Your affectionate Letter by the Count de Noailles reachd me but yesterday, together with your present by Col. Fleury which was very nice and Good.1 Should you send any thing of the kind in the same way, be so good as to let it be blew, white or red. Silk Gloves or mittins, black or white lace, Muslin or a Bandano hankerchief, and even a few yard of Ribbon might be conveyed in the same manner. I mention these things as they are small articles, and easily contained in a Letter, all of which by Resolve of congress are orderd to come Free. The Articles you orderd me from Bilboa are of great service to me. The great plenty of Barcelona hankerchiefs make them unsaleable at present, but Linnens are an article in great demand, and will exchange for any family necessary to good account, or sell for money, which is in greater demand at present than I have known it since { 382 } paper was first Emitted.

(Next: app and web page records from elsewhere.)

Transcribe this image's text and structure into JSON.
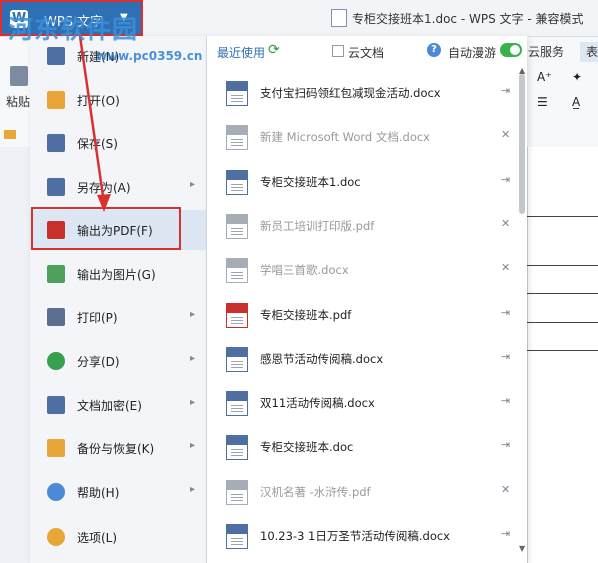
{
  "titlebar": {
    "app_button_label": "WPS 文字",
    "app_button_caret": "▼",
    "window_title": "专柜交接班本1.doc - WPS 文字 - 兼容模式"
  },
  "watermark": {
    "text": "河东软件园",
    "url": "www.pc0359.cn"
  },
  "ribbon": {
    "tabs": [
      "云服务",
      "表"
    ],
    "paste_label": "粘贴",
    "glyphs": [
      "A⁺",
      "✦",
      "☰",
      "A̲"
    ]
  },
  "menu": {
    "items": [
      {
        "label": "新建(N)",
        "icon": "new-doc-icon",
        "has_submenu": false
      },
      {
        "label": "打开(O)",
        "icon": "folder-open-icon",
        "has_submenu": false
      },
      {
        "label": "保存(S)",
        "icon": "save-icon",
        "has_submenu": false
      },
      {
        "label": "另存为(A)",
        "icon": "save-as-icon",
        "has_submenu": true
      },
      {
        "label": "输出为PDF(F)",
        "icon": "pdf-export-icon",
        "has_submenu": false
      },
      {
        "label": "输出为图片(G)",
        "icon": "image-export-icon",
        "has_submenu": false
      },
      {
        "label": "打印(P)",
        "icon": "printer-icon",
        "has_submenu": true
      },
      {
        "label": "分享(D)",
        "icon": "share-icon",
        "has_submenu": true
      },
      {
        "label": "文档加密(E)",
        "icon": "lock-icon",
        "has_submenu": true
      },
      {
        "label": "备份与恢复(K)",
        "icon": "backup-icon",
        "has_submenu": true
      },
      {
        "label": "帮助(H)",
        "icon": "help-icon",
        "has_submenu": true
      },
      {
        "label": "选项(L)",
        "icon": "gear-icon",
        "has_submenu": false
      }
    ],
    "submenu_arrow": "▸",
    "highlighted_index": 4
  },
  "recent": {
    "title": "最近使用",
    "cloud_label": "云文档",
    "roam_label": "自动漫游",
    "roam_enabled": true,
    "files": [
      {
        "name": "支付宝扫码领红包减现金活动.docx",
        "type": "doc",
        "dim": false,
        "action": "⇥"
      },
      {
        "name": "新建 Microsoft Word 文档.docx",
        "type": "doc-grey",
        "dim": true,
        "action": "✕"
      },
      {
        "name": "专柜交接班本1.doc",
        "type": "doc",
        "dim": false,
        "action": "⇥"
      },
      {
        "name": "新员工培训打印版.pdf",
        "type": "pdf-grey",
        "dim": true,
        "action": "✕"
      },
      {
        "name": "学唱三首歌.docx",
        "type": "doc-grey",
        "dim": true,
        "action": "✕"
      },
      {
        "name": "专柜交接班本.pdf",
        "type": "pdf",
        "dim": false,
        "action": "⇥"
      },
      {
        "name": "感恩节活动传阅稿.docx",
        "type": "doc",
        "dim": false,
        "action": "⇥"
      },
      {
        "name": "双11活动传阅稿.docx",
        "type": "doc",
        "dim": false,
        "action": "⇥"
      },
      {
        "name": "专柜交接班本.doc",
        "type": "doc",
        "dim": false,
        "action": "⇥"
      },
      {
        "name": "汉机名著 -水浒传.pdf",
        "type": "pdf-grey",
        "dim": true,
        "action": "✕"
      },
      {
        "name": "10.23-3 1日万圣节活动传阅稿.docx",
        "type": "doc",
        "dim": false,
        "action": "⇥"
      }
    ]
  },
  "colors": {
    "accent": "#2f6fb3",
    "highlight_box": "#d9312f",
    "toggle_on": "#37b24d"
  }
}
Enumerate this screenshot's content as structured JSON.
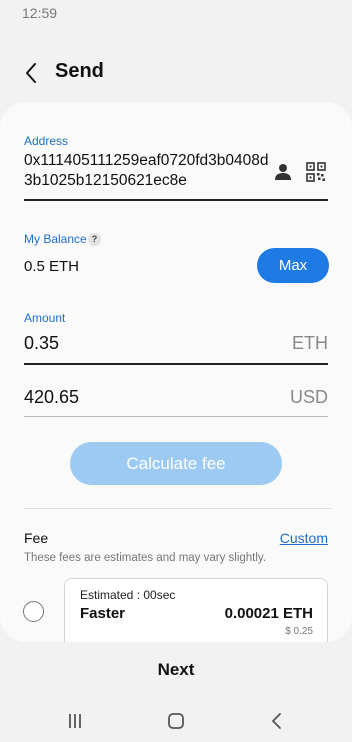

High prices, high taxes, high bounties render such a Quantity of it necessary, that few people can procure sufficient to answer necessary demands. The usual Estimation is a Dollor at a copper, yet exchange at the highest has been at 75 for one. Country produce exceeds foreign articles, Lamb at 10 Dollors per pound, veal at 7, flower a hundred and 60 pound per hundred, Rye 100 & 10 Dollors per Bushel. I had determined not to have written you the account of prices &c., have avoided it all along, chose you should learn it from inquiry of others but insensibly fell into it.
I have a request to you which I hope you will not dissapoint me of, a minature of Him I best Love. Indulge me the pleasing melancholy of contemplating a likeness. The attempt here faild, and was more the resemblance of a cloisterd Monk, than the Smileing Image of my Friend. I could not endure the sight of it.—By Sampson will be a Good opportunity. Should he be taken none but a Savage would rob a Lady, of what could be of no value, but to her. Let him put it into his chest and it will come safe I dare say. Let it be set, it will be better done with you than here.2
I mentioned sending Bills by this opportunity but as I have already sent 3 sets was advised to defer the others till I knew whether they had faild. If I have not been too extravagant already, I would mention one article more, as I do not expect an other opportunity from France for a twelve month. It is a Green umbrella.
You think you run great risks in taking our two Sons. What then was mine? I could have accompanied you through any Dangers and fatigues, but whether I could have sustaind them I know not. An intimation that I could have renderd you more comfortable and happy, would have outweighd all my timidity. I should have had no other consideration. Yet the dangers of the sea, of Enimies and the fatigues of a long journey are not objects that I wish to encounter. A small portion of my own Country will be all I shall ever visit, nor should I carry my wishes further, if they would not seperate what God joined together. Ever remember with tenderness and affection yours & yours only,
[signed] Portia
1. See JA to AA, 24 March, above; Fleury to AA, 86 Oct., in vol. 4 below.
2. JA complied with this touching request, for in a letter of 25 Oct. 1782AA asked him: “Do you look like the Minature you sent? I cannot think so. But you have a better likeness I am told. Is that designd for me?” (Adams Papers). Neither the miniature AA already had, the one sent in response to her present plea, nor the “better likeness” she had been told of but had not seen can now be located. See Oliver, Portraits of JA and AA, p. 209–210.
Cite web page as: Founding Families: Digital Editions of the Papers of the Winthrops and the Adamses, ed.C. James Taylor. Boston: Massachusetts Historical Society, 2014.
http://www.masshist.org/apde2/